• _Task details_: Your answer should be the records below, written out exactly.

• _Source data_:

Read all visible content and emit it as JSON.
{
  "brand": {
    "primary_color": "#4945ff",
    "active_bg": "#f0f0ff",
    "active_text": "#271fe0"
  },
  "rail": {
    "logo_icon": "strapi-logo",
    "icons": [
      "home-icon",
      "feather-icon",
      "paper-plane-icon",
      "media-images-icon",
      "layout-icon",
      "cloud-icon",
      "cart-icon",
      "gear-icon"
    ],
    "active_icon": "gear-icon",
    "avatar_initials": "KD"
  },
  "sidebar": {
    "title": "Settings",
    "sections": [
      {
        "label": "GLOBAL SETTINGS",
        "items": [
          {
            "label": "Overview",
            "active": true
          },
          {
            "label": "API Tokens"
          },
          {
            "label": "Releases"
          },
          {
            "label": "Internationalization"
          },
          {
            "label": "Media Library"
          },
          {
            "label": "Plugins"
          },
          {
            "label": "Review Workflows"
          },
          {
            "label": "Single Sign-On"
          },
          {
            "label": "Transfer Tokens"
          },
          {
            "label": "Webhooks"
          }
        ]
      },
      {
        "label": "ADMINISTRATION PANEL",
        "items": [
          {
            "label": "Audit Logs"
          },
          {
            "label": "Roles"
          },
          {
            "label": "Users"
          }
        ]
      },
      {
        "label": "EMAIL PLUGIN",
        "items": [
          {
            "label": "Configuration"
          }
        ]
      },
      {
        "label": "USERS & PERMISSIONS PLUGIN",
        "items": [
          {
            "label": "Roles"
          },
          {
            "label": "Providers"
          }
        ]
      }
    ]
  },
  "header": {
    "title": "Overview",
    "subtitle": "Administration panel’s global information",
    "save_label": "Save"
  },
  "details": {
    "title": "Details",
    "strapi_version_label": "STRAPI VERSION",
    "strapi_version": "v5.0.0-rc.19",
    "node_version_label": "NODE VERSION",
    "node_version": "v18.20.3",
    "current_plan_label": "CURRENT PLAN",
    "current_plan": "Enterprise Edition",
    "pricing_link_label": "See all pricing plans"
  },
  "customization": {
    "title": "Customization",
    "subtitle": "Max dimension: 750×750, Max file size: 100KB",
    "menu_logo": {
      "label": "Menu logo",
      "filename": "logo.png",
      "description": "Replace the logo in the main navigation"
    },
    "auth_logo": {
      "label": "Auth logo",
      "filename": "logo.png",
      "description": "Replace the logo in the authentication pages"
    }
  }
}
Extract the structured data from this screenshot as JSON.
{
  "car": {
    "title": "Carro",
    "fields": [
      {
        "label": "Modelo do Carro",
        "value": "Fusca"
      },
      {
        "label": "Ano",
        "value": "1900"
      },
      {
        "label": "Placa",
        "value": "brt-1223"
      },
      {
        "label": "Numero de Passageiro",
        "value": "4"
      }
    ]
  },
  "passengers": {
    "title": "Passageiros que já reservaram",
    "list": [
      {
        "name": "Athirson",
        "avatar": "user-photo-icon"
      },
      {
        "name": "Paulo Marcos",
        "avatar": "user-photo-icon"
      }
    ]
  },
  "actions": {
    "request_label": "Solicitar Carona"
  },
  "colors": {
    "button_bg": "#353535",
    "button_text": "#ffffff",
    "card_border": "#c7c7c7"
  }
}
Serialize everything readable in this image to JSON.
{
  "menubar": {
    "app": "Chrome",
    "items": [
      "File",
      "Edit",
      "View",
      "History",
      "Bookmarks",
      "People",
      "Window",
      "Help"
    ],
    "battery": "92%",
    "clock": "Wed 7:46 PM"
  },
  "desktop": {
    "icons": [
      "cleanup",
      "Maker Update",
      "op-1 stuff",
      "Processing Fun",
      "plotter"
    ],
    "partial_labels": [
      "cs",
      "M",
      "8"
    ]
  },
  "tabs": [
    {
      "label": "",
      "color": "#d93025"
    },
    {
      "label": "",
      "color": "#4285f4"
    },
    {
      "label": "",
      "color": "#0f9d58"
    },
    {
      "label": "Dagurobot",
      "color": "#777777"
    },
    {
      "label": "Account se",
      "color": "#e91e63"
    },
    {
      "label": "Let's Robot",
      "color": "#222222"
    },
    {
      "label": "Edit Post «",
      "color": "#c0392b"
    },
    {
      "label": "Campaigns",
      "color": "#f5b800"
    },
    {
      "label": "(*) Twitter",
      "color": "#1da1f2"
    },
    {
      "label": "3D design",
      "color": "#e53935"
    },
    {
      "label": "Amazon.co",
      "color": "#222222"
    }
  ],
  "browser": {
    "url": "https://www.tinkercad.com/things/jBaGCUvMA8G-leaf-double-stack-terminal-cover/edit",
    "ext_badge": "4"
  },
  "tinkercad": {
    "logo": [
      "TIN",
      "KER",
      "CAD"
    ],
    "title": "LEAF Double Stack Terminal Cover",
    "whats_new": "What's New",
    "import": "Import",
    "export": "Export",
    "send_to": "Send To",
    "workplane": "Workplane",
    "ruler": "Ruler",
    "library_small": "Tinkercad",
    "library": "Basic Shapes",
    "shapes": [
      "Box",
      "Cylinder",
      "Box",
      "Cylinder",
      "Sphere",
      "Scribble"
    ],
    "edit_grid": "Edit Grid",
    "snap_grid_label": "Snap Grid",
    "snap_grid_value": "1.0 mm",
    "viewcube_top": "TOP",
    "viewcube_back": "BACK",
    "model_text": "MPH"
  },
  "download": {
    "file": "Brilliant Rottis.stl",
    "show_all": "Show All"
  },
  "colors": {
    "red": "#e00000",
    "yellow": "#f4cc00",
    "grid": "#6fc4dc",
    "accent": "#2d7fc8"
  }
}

• _Solution to the problem_:
Read all visible content and emit it as JSON.
{
  "brand": {
    "primary_color": "#4945ff",
    "active_bg": "#f0f0ff",
    "active_text": "#271fe0"
  },
  "rail": {
    "logo_icon": "strapi-logo",
    "icons": [
      "home-icon",
      "feather-icon",
      "paper-plane-icon",
      "media-images-icon",
      "layout-icon",
      "cloud-icon",
      "cart-icon",
      "gear-icon"
    ],
    "active_icon": "gear-icon",
    "avatar_initials": "KD"
  },
  "sidebar": {
    "title": "Settings",
    "sections": [
      {
        "label": "GLOBAL SETTINGS",
        "items": [
          {
            "label": "Overview",
            "active": true
          },
          {
            "label": "API Tokens"
          },
          {
            "label": "Releases"
          },
          {
            "label": "Internationalization"
          },
          {
            "label": "Media Library"
          },
          {
            "label": "Plugins"
          },
          {
            "label": "Review Workflows"
          },
          {
            "label": "Single Sign-On"
          },
          {
            "label": "Transfer Tokens"
          },
          {
            "label": "Webhooks"
          }
        ]
      },
      {
        "label": "ADMINISTRATION PANEL",
        "items": [
          {
            "label": "Audit Logs"
          },
          {
            "label": "Roles"
          },
          {
            "label": "Users"
          }
        ]
      },
      {
        "label": "EMAIL PLUGIN",
        "items": [
          {
            "label": "Configuration"
          }
        ]
      },
      {
        "label": "USERS & PERMISSIONS PLUGIN",
        "items": [
          {
            "label": "Roles"
          },
          {
            "label": "Providers"
          }
        ]
      }
    ]
  },
  "header": {
    "title": "Overview",
    "subtitle": "Administration panel’s global information",
    "save_label": "Save"
  },
  "details": {
    "title": "Details",
    "strapi_version_label": "STRAPI VERSION",
    "strapi_version": "v5.0.0-rc.19",
    "node_version_label": "NODE VERSION",
    "node_version": "v18.20.3",
    "current_plan_label": "CURRENT PLAN",
    "current_plan": "Enterprise Edition",
    "pricing_link_label": "See all pricing plans"
  },
  "customization": {
    "title": "Customization",
    "subtitle": "Max dimension: 750×750, Max file size: 100KB",
    "menu_logo": {
      "label": "Menu logo",
      "filename": "logo.png",
      "description": "Replace the logo in the main navigation"
    },
    "auth_logo": {
      "label": "Auth logo",
      "filename": "logo.png",
      "description": "Replace the logo in the authentication pages"
    }
  }
}
Extract the structured data from this screenshot as JSON.
{
  "car": {
    "title": "Carro",
    "fields": [
      {
        "label": "Modelo do Carro",
        "value": "Fusca"
      },
      {
        "label": "Ano",
        "value": "1900"
      },
      {
        "label": "Placa",
        "value": "brt-1223"
      },
      {
        "label": "Numero de Passageiro",
        "value": "4"
      }
    ]
  },
  "passengers": {
    "title": "Passageiros que já reservaram",
    "list": [
      {
        "name": "Athirson",
        "avatar": "user-photo-icon"
      },
      {
        "name": "Paulo Marcos",
        "avatar": "user-photo-icon"
      }
    ]
  },
  "actions": {
    "request_label": "Solicitar Carona"
  },
  "colors": {
    "button_bg": "#353535",
    "button_text": "#ffffff",
    "card_border": "#c7c7c7"
  }
}
Serialize everything readable in this image to JSON.
{
  "menubar": {
    "app": "Chrome",
    "items": [
      "File",
      "Edit",
      "View",
      "History",
      "Bookmarks",
      "People",
      "Window",
      "Help"
    ],
    "battery": "92%",
    "clock": "Wed 7:46 PM"
  },
  "desktop": {
    "icons": [
      "cleanup",
      "Maker Update",
      "op-1 stuff",
      "Processing Fun",
      "plotter"
    ],
    "partial_labels": [
      "cs",
      "M",
      "8"
    ]
  },
  "tabs": [
    {
      "label": "",
      "color": "#d93025"
    },
    {
      "label": "",
      "color": "#4285f4"
    },
    {
      "label": "",
      "color": "#0f9d58"
    },
    {
      "label": "Dagurobot",
      "color": "#777777"
    },
    {
      "label": "Account se",
      "color": "#e91e63"
    },
    {
      "label": "Let's Robot",
      "color": "#222222"
    },
    {
      "label": "Edit Post «",
      "color": "#c0392b"
    },
    {
      "label": "Campaigns",
      "color": "#f5b800"
    },
    {
      "label": "(*) Twitter",
      "color": "#1da1f2"
    },
    {
      "label": "3D design",
      "color": "#e53935"
    },
    {
      "label": "Amazon.co",
      "color": "#222222"
    }
  ],
  "browser": {
    "url": "https://www.tinkercad.com/things/jBaGCUvMA8G-leaf-double-stack-terminal-cover/edit",
    "ext_badge": "4"
  },
  "tinkercad": {
    "logo": [
      "TIN",
      "KER",
      "CAD"
    ],
    "title": "LEAF Double Stack Terminal Cover",
    "whats_new": "What's New",
    "import": "Import",
    "export": "Export",
    "send_to": "Send To",
    "workplane": "Workplane",
    "ruler": "Ruler",
    "library_small": "Tinkercad",
    "library": "Basic Shapes",
    "shapes": [
      "Box",
      "Cylinder",
      "Box",
      "Cylinder",
      "Sphere",
      "Scribble"
    ],
    "edit_grid": "Edit Grid",
    "snap_grid_label": "Snap Grid",
    "snap_grid_value": "1.0 mm",
    "viewcube_top": "TOP",
    "viewcube_back": "BACK",
    "model_text": "MPH"
  },
  "download": {
    "file": "Brilliant Rottis.stl",
    "show_all": "Show All"
  },
  "colors": {
    "red": "#e00000",
    "yellow": "#f4cc00",
    "grid": "#6fc4dc",
    "accent": "#2d7fc8"
  }
}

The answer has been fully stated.